Tonsillitis is inflammation of the tonsils, two oval-shaped pads of tissue at the back of the throat. Most cases of tonsillitis are caused by infection with a common virus, but bacterial infections may also cause tonsillitis.
The tonsils are the immune system's first line of defense against bacteria and viruses that enter your mouth. This function may make the tonsils particularly vulnerable to infection and inflammation. However, the tonsil's immune system function declines after puberty — a factor that may account for the rare cases of tonsillitis in adults.
Tonsillitis most commonly affects children between preschool ages and the mid-teenage years. Common signs and symptoms of tonsillitis include:
A scratchy, muffled, or throaty voice
Difficult or painful swallowing
Enlarged, tender glands (lymph nodes) in the neck
Neck pain or stiff neck
Red, swollen tonsils
White or yellow coating or patches on the tonsils
Whether tonsillitis is caused by a viral or bacterial infection, at-home care strategies can promote better recovery. If a virus is the suspected cause of tonsillitis, these strategies are the only treatment.

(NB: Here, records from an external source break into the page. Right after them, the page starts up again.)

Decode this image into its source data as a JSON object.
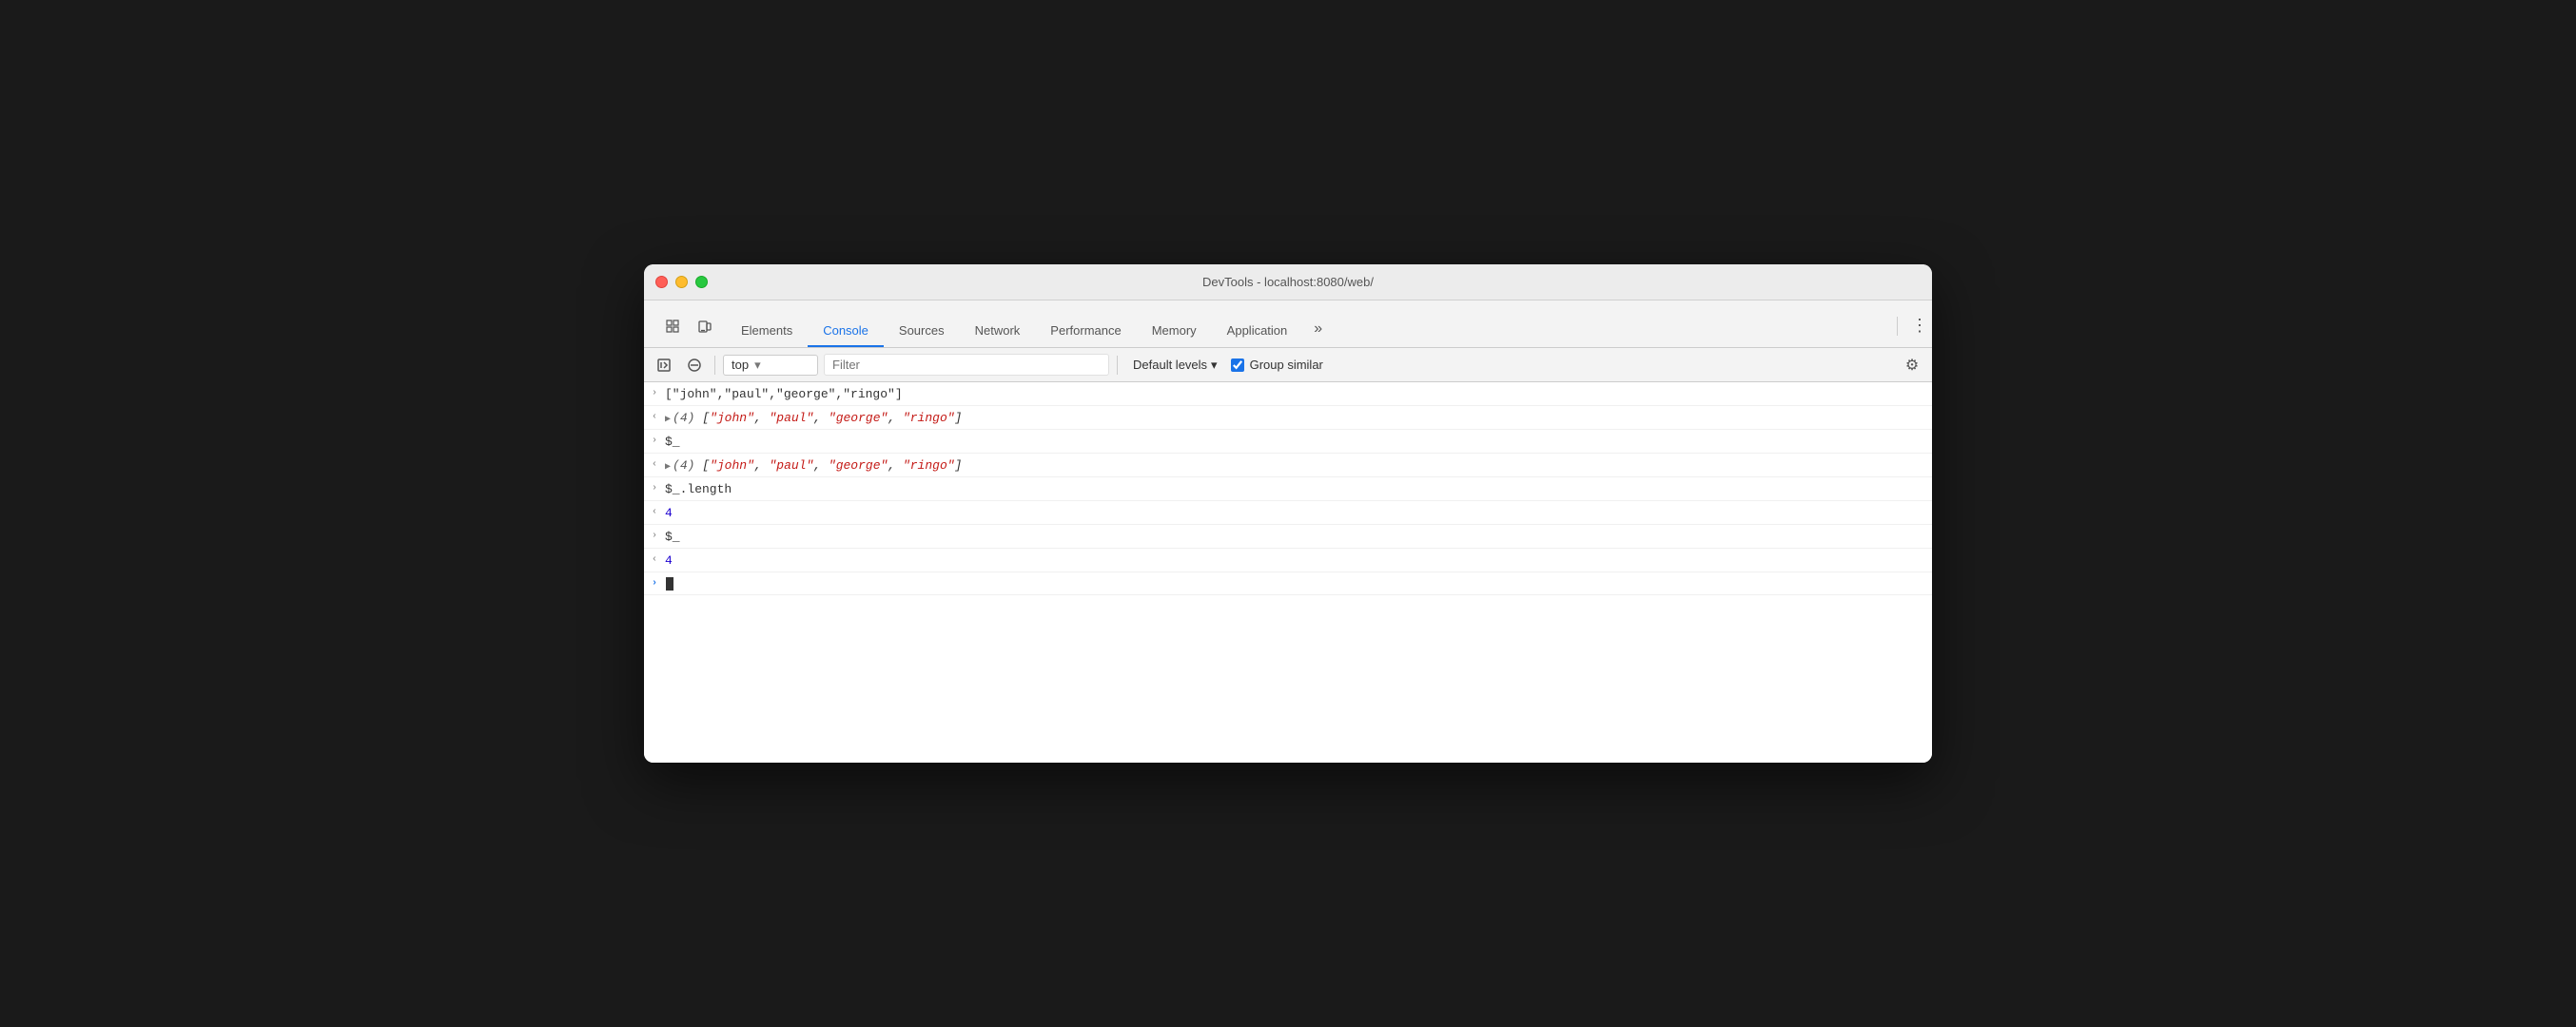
{
  "window": {
    "title": "DevTools - localhost:8080/web/"
  },
  "tabs": {
    "items": [
      {
        "id": "elements",
        "label": "Elements",
        "active": false
      },
      {
        "id": "console",
        "label": "Console",
        "active": true
      },
      {
        "id": "sources",
        "label": "Sources",
        "active": false
      },
      {
        "id": "network",
        "label": "Network",
        "active": false
      },
      {
        "id": "performance",
        "label": "Performance",
        "active": false
      },
      {
        "id": "memory",
        "label": "Memory",
        "active": false
      },
      {
        "id": "application",
        "label": "Application",
        "active": false
      }
    ],
    "more_label": "»",
    "settings_icon": "⚙"
  },
  "toolbar": {
    "context": "top",
    "context_dropdown": "▾",
    "filter_placeholder": "Filter",
    "levels_label": "Default levels",
    "levels_dropdown": "▾",
    "group_similar_label": "Group similar",
    "group_similar_checked": true,
    "settings_icon": "⚙"
  },
  "console_rows": [
    {
      "type": "input",
      "arrow": ">",
      "content": "[\"john\",\"paul\",\"george\",\"ringo\"]",
      "expandable": false
    },
    {
      "type": "output",
      "arrow": "<",
      "expandable": true,
      "prefix": "(4)",
      "items": [
        "\"john\"",
        "\"paul\"",
        "\"george\"",
        "\"ringo\""
      ]
    },
    {
      "type": "input",
      "arrow": ">",
      "content": "$_",
      "expandable": false
    },
    {
      "type": "output",
      "arrow": "<",
      "expandable": true,
      "prefix": "(4)",
      "items": [
        "\"john\"",
        "\"paul\"",
        "\"george\"",
        "\"ringo\""
      ]
    },
    {
      "type": "input",
      "arrow": ">",
      "content": "$_.length",
      "expandable": false
    },
    {
      "type": "output_num",
      "arrow": "<",
      "value": "4",
      "expandable": false
    },
    {
      "type": "input",
      "arrow": ">",
      "content": "$_",
      "expandable": false
    },
    {
      "type": "output_num",
      "arrow": "<",
      "value": "4",
      "expandable": false
    },
    {
      "type": "prompt",
      "arrow": ">",
      "expandable": false
    }
  ]
}
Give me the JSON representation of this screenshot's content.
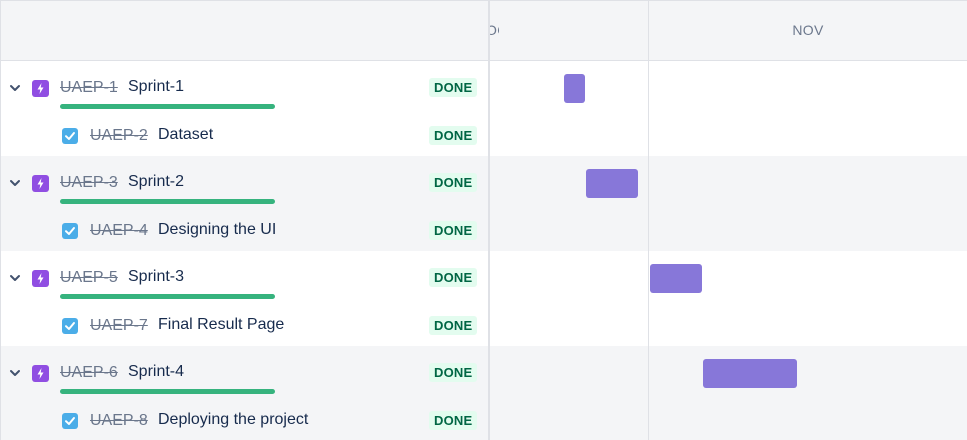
{
  "timeline": {
    "months": [
      "OCT",
      "NOV"
    ]
  },
  "issues": [
    {
      "type": "epic",
      "key": "UAEP-1",
      "summary": "Sprint-1",
      "status": "DONE"
    },
    {
      "type": "task",
      "key": "UAEP-2",
      "summary": "Dataset",
      "status": "DONE"
    },
    {
      "type": "epic",
      "key": "UAEP-3",
      "summary": "Sprint-2",
      "status": "DONE"
    },
    {
      "type": "task",
      "key": "UAEP-4",
      "summary": "Designing the UI",
      "status": "DONE"
    },
    {
      "type": "epic",
      "key": "UAEP-5",
      "summary": "Sprint-3",
      "status": "DONE"
    },
    {
      "type": "task",
      "key": "UAEP-7",
      "summary": "Final Result Page",
      "status": "DONE"
    },
    {
      "type": "epic",
      "key": "UAEP-6",
      "summary": "Sprint-4",
      "status": "DONE"
    },
    {
      "type": "task",
      "key": "UAEP-8",
      "summary": "Deploying the project",
      "status": "DONE"
    }
  ],
  "epic_progress": [
    1,
    1,
    1,
    1
  ],
  "colors": {
    "epic_icon": "#904ee2",
    "task_icon": "#4bade8",
    "progress": "#36b37e",
    "timeline_bar": "#8777d9",
    "done_lozenge_bg": "#e3fcef",
    "done_lozenge_text": "#006644"
  },
  "icons": {
    "expand": "chevron-down-icon",
    "epic": "epic-lightning-icon",
    "task": "task-checkbox-icon"
  }
}
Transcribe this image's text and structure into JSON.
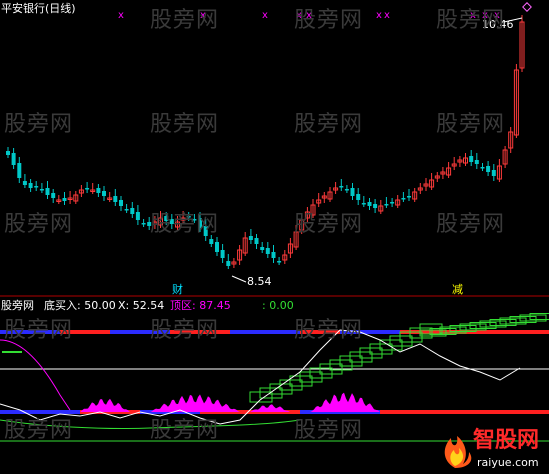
{
  "title": "平安银行(日线)",
  "price_high_label": "10.46",
  "price_low_label": "8.54",
  "marker_cai": "财",
  "marker_jian": "减",
  "indicator": {
    "name": "股旁网",
    "buy_label": "底买入: 50.00",
    "x_label": "X: 52.54",
    "top_label": "顶区: 87.45",
    "extra_label": ": 0.00"
  },
  "watermark": "股旁网",
  "logo": {
    "name": "智股网",
    "url": "raiyue.com"
  },
  "colors": {
    "up": "#ff3b3b",
    "down": "#00c8c8",
    "magenta": "#ff00ff",
    "green": "#33dd33",
    "white": "#ffffff",
    "blue": "#2b2bff",
    "red_bar": "#ff2020"
  }
}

Avoid irritants. Keep your home free from cigarette smoke and cleaning products that can irritate the throat.
Drink adequate fluids. Drinking plenty of water helps to keep the throat moist and prevent dehydration.
Humidify the air. Use a cool-air humidifier to eliminate dry air that may further irritate a sore throat, or sit for several minutes in a steamy bathroom.
Offer lozenges. Children older than four can suck on lozenges to relieve a sore throat.
Provide comforting foods and beverage. Warm liquids — broth, caffeine-free tea, or warm water with honey — and cold treats like ice pops can soothe a sore throat.
Prepare a saltwater gargle. A saltwater gargle of 1/2 teaspoon (2.5 milliliters) of table salt to 8 ounces (237 milliliters) of warm water can help soothe a sore throat. Gargle the solution and then spit it out.
Rest and get plenty of sleep.
Treat pain and fever. Talk to your doctor about using ibuprofen or acetaminophen to minimize throat pain and control a fever. Low fevers without pain do not require treatment.
Surgery to remove tonsils (tonsillectomy) may be used to treat frequent or recurring tonsillitis. Frequent tonsillitis is generally defined as:
At least seven episodes in the preceding year.
At least five episodes in the past two years.
At least three episodes a year in the past three years.
The procedure may also be recommended if:
A bacterial infection causing tonsilitis doesn’t improve with antibiotic treatment.
An infection that results in a collection of pus behind a tonsil doesn’t improve with drug treatment or a drainage procedure.
A tonsillectomy is usually done as an outpatient procedure. That means you’ll be able to go home the day of the surgery. An overnight stay is possible if complications arise, if the surgery is done on a young child, or if you have a complex medical condition.